While Paldiel’s work is impressive and he should be commended for bringing these stories to life, as a reader I sometimes felt like a museum visitor, lost amid a series of biographical posters. The book would have been easier to navigate if Paldiel had drawn more connections between these individuals, discerning common traits among them to give us a collective social geography of the Jewish rescuers. However, there is also value to this democratic approach. There is something for everybody in Paldiel’s collection: among the many voices that he resuscitates, readers are ultimately left to retain those who touched them the most. If one of the Nazis’ most horrendous crimes was the slaughter of innocent Jewish children, I was particularly moved by the stories of those rescuers who tried to save them, sometimes paying for their efforts with their lives. Such was, for instance, the fate of Marianne Cohn, who volunteered to smuggle children across the French-Swiss border and was arrested by the Nazis on May 31, 1944 during one of these rescue missions (247–51). Her Jewish friends would have helped her escape, but she declined to avoid Nazi retribution against the children who had been caught with her. Instead, she wrote a moving poem declaring that she would have held as long as possible under torture. She stayed true to her word and on the night of July 7–8, 1944, the Nazis murdered her.

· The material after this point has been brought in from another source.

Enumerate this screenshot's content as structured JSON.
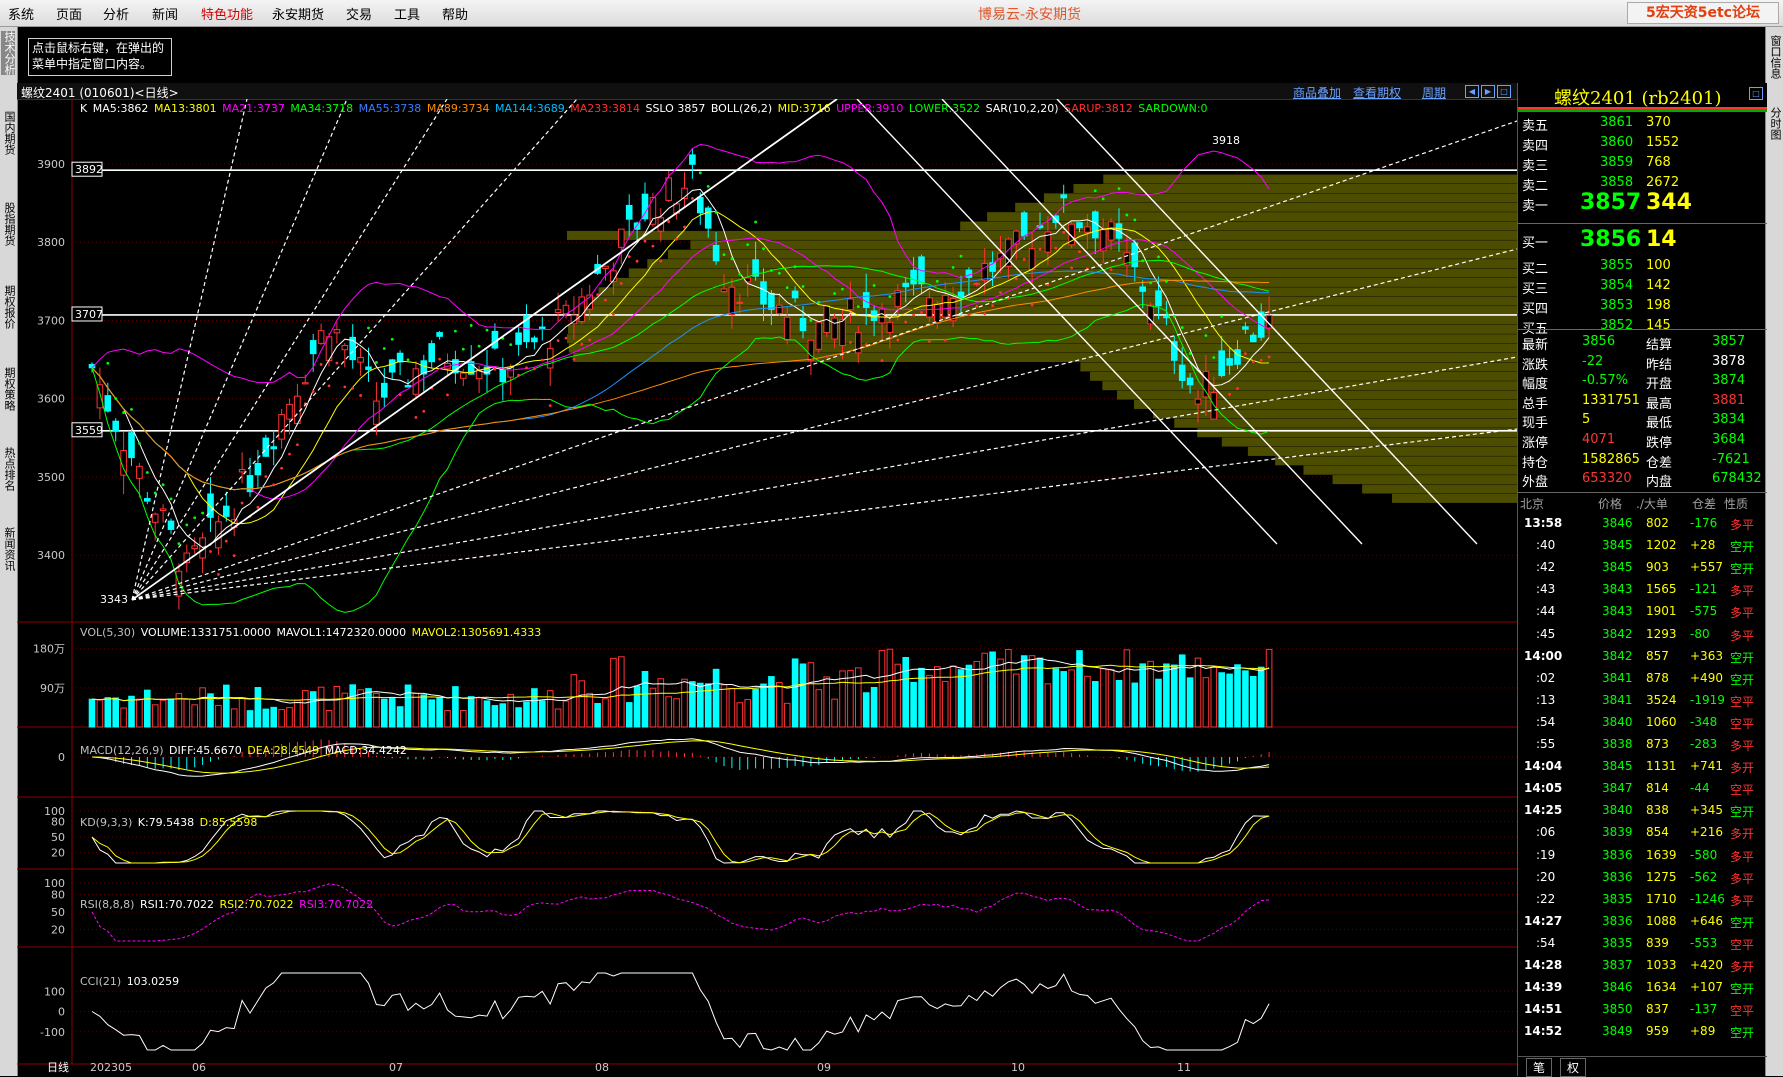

Telling stories of courageous Jews like her certainly does not detract from the bravery of non-Jewish rescuers and is a worthy enterprise.
Benedetta Carnaghi is a doctoral candidate in the Department of History at Cornell University.Benedetta CarnaghiDate Of Review:October 23, 2018